5.1 - Lesions of the Motor System Flashcards Preview

ESA 5 - Nervous System > 5.1 - Lesions of the Motor System > Flashcards

Flashcards in 5.1 - Lesions of the Motor System Deck (19):
1

Define a positive and negative sign of a neurological lesion?

Negative sign - Loss of function or capacity

Positive sign - Emergence of a feature e.g. tremor

2

Label the cerebellar functional divisions

3

What is the general function of each functional zone of the cerebellum?

vestibulocerebellum - Balance and ocular reflexes

spinocerebellum - Involved in Error correction

Cerebrocerebellum - Movement planning and motor learning, esp visually guided movements and coordination of muscle activation

4

Label the arteries that supply the cerebellum. From which arteries are these derived?

5

Which veins drain the cerebellum and where do these veins then drain into?

Superior and inferior cerebellar veins

drain into transverse and sigmoid sinuses

6

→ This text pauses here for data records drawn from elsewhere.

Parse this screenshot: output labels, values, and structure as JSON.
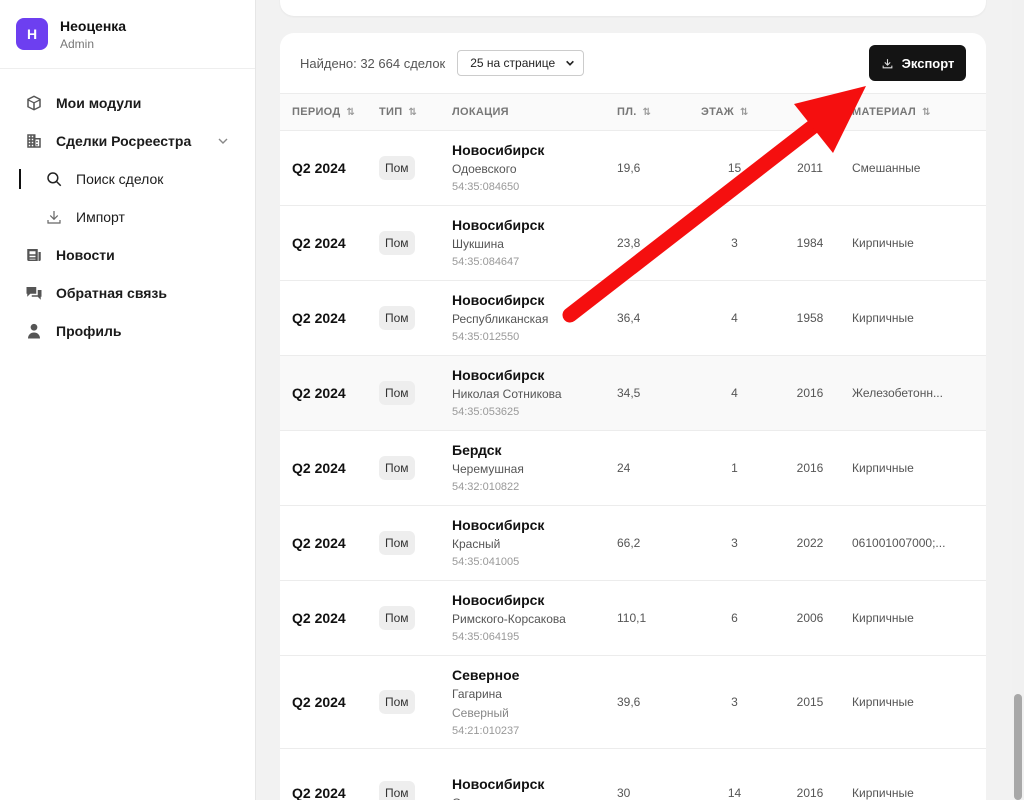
{
  "brand": {
    "logo_letter": "Н",
    "name": "Неоценка",
    "role": "Admin",
    "accent": "#6d3ff0"
  },
  "nav": {
    "modules": "Мои модули",
    "deals": "Сделки Росреестра",
    "search": "Поиск сделок",
    "import": "Импорт",
    "news": "Новости",
    "feedback": "Обратная связь",
    "profile": "Профиль"
  },
  "toolbar": {
    "found": "Найдено: 32 664 сделок",
    "per_page": "25 на странице",
    "export": "Экспорт"
  },
  "table": {
    "columns": [
      "ПЕРИОД",
      "ТИП",
      "ЛОКАЦИЯ",
      "ПЛ.",
      "ЭТАЖ",
      "",
      "МАТЕРИАЛ"
    ],
    "rows": [
      {
        "period": "Q2 2024",
        "type": "Пом",
        "city": "Новосибирск",
        "street": "Одоевского",
        "code": "54:35:084650",
        "area": "19,6",
        "floor": "15",
        "year": "2011",
        "material": "Смешанные"
      },
      {
        "period": "Q2 2024",
        "type": "Пом",
        "city": "Новосибирск",
        "street": "Шукшина",
        "code": "54:35:084647",
        "area": "23,8",
        "floor": "3",
        "year": "1984",
        "material": "Кирпичные"
      },
      {
        "period": "Q2 2024",
        "type": "Пом",
        "city": "Новосибирск",
        "street": "Республиканская",
        "code": "54:35:012550",
        "area": "36,4",
        "floor": "4",
        "year": "1958",
        "material": "Кирпичные"
      },
      {
        "period": "Q2 2024",
        "type": "Пом",
        "city": "Новосибирск",
        "street": "Николая Сотникова",
        "code": "54:35:053625",
        "area": "34,5",
        "floor": "4",
        "year": "2016",
        "material": "Железобетонн..."
      },
      {
        "period": "Q2 2024",
        "type": "Пом",
        "city": "Бердск",
        "street": "Черемушная",
        "code": "54:32:010822",
        "area": "24",
        "floor": "1",
        "year": "2016",
        "material": "Кирпичные"
      },
      {
        "period": "Q2 2024",
        "type": "Пом",
        "city": "Новосибирск",
        "street": "Красный",
        "code": "54:35:041005",
        "area": "66,2",
        "floor": "3",
        "year": "2022",
        "material": "061001007000;..."
      },
      {
        "period": "Q2 2024",
        "type": "Пом",
        "city": "Новосибирск",
        "street": "Римского-Корсакова",
        "code": "54:35:064195",
        "area": "110,1",
        "floor": "6",
        "year": "2006",
        "material": "Кирпичные"
      },
      {
        "period": "Q2 2024",
        "type": "Пом",
        "city": "Северное",
        "street": "Гагарина",
        "street2": "Северный",
        "code": "54:21:010237",
        "area": "39,6",
        "floor": "3",
        "year": "2015",
        "material": "Кирпичные"
      },
      {
        "period": "Q2 2024",
        "type": "Пом",
        "city": "Новосибирск",
        "street": "Оловозаводская",
        "code": "",
        "area": "30",
        "floor": "14",
        "year": "2016",
        "material": "Кирпичные"
      }
    ]
  },
  "annotation": {
    "type": "red-arrow",
    "color": "#f50f0f",
    "points_to": "export-button"
  }
}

Give 3 common causes of cerebellar dysfunction

Tumours

Cerebrovascular disease

Genetic e.g. Friedrichs ataxia

7

Give 4 possible signs of damage to the cerebrocerebellum and spinocerebellum

ataxia, dysarthria and scanning speech, hypotonia, dysdiadochokinesia, inability to learn new movements

8

Give 2 signs of damage to the vestibulocerebellum

abnormal gait with a wide stance, and loss of balance

9

Label the anatomical divisions of the cerebellum

10

describe the embryonic development which leads to the cerebellum

Neural tube forms prosencephalon, mesencephalon, and rhombencephalon

Rhombencephalon splits into metencephalon (superior) and myelencephalon (inferior) - Metencephalon forms cerebellum

11

Give 6 signs of a UMN lesion

Hyperreflexia, hypertonia, spastic paralysis, babinski sign, myoclonus, choreas

12

What is a positive and negative sign of babinski?

Positive - abduction of toes and dorsiflexion of big toe

Negative - flexion of toes

13

What does a positive babinski mean?

UMN lesion in the corticospinal tract

14

Give 4 signs of LMN lesions

flaccid paralysis, denervation atrophy, areflexia / atonia, fasciculations

15

Explain why fasciculations occur in LMN lesions

deinnervation of muscles means nACHRs have become hypersensitive to any neurotransmitter substances or molecules even vaguely similar to ACh such as those found in the blood. Results in slight muscle contractions

16

In the case of LMN lesions, when is the damage irreversible?

If the cell body is damaged, no regeneration can take place.

17

How is  micturition affected by a LMN lesion in S2-S4?

Overflow incontinence - autonomous bladder

18

Describe what spinal shock is. Why does it occur?

When descending tracts damaged, there is a recovery period of 4 - 6 weeks where there is flaccid paralysis and areflexia in the affected limbs. This is then replaced with spasticity and hyperactive deep reflexes.

It occurs because the loss of reflexes is due to loss of motor influences exerted by descending fibres. As these fibres degenerate the intact connections in the reflex circuits become dominant and show themselves as upper motor neurone signs

19